“There isn’t a lock.” They said.

“I know,” was my reply.

Frustrated they opened the door to see what is behind it. “Do you think a lock could keep the fairies out?” I asked.

They looked at me and Lilly Pickles said, “I guess not.”

Lollipop didn’t understand. “But there is a key.”

“Read the clue again, Addy Bug. What does it say the key is for?”

“The key is to where the magic lives,” came the reply.

“And where does magic live?” I asked.

“Inside each of us,” Addy Bug smiled.

“I have a special gift for each of you,” I said as I sat beside my desk.

“Addy Bug, this figurine belonged to your great grandmother, my mother. It is a statue of a fairy holding a gift wrapped in a beautiful package. It reminds me of you because, like this fairy, you are a gift and inspire me every day.”

“Lilly Pickles, this small crystal bowl belonged to your great grandmother, your Pop Pop’s mother. Her name was Lillian, and you are named after her. Her father, your great, great grandfather called her Lilly Pickles her entire life. Like you, the first Lilly Pickles loved little rocks and colorful leaves she found when taking walks. She would imagine they were old or had travel far and kept the special ones in this crystal bowl which I am giving you because you possess a vivid imagination.”

“Lollipop, this figurine is a fairy holding a teddy bear. Like Addy Bug’s fairy, it belonged to my mother, your great grandmother. I like this little fairy because she is looking as though she never saw a problem that a little innovation could not fix. I am giving you this fairy because she reminds me of you, always looking up and seeing what other’s do not.”

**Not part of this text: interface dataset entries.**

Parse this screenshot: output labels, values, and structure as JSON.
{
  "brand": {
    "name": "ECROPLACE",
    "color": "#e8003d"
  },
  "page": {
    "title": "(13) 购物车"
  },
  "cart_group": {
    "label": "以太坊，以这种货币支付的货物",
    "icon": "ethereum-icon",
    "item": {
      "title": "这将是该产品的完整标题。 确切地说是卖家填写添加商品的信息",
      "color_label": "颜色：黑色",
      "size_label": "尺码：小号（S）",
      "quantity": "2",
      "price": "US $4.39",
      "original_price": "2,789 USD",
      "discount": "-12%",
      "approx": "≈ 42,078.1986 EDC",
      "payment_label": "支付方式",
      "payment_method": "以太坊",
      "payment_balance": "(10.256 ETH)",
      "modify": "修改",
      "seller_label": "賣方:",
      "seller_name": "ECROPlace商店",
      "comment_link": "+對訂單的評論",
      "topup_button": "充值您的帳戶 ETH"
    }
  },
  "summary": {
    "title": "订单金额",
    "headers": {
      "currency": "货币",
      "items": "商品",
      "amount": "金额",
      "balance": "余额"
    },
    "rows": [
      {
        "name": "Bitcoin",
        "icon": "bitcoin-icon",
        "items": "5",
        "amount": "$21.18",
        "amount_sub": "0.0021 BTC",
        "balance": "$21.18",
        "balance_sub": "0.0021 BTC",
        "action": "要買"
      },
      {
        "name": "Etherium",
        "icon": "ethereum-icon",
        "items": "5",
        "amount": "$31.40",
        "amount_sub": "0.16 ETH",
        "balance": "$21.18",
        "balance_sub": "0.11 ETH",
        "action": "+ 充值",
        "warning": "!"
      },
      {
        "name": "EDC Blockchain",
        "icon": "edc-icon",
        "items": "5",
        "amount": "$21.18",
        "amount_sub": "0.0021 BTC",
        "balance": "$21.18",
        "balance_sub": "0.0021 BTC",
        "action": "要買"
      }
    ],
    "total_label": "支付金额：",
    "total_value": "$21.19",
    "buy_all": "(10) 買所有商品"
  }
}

The girls stood quietly looking at their gifts. I looked up to find my son standing in the doorway.

“Thank you,” I whispered.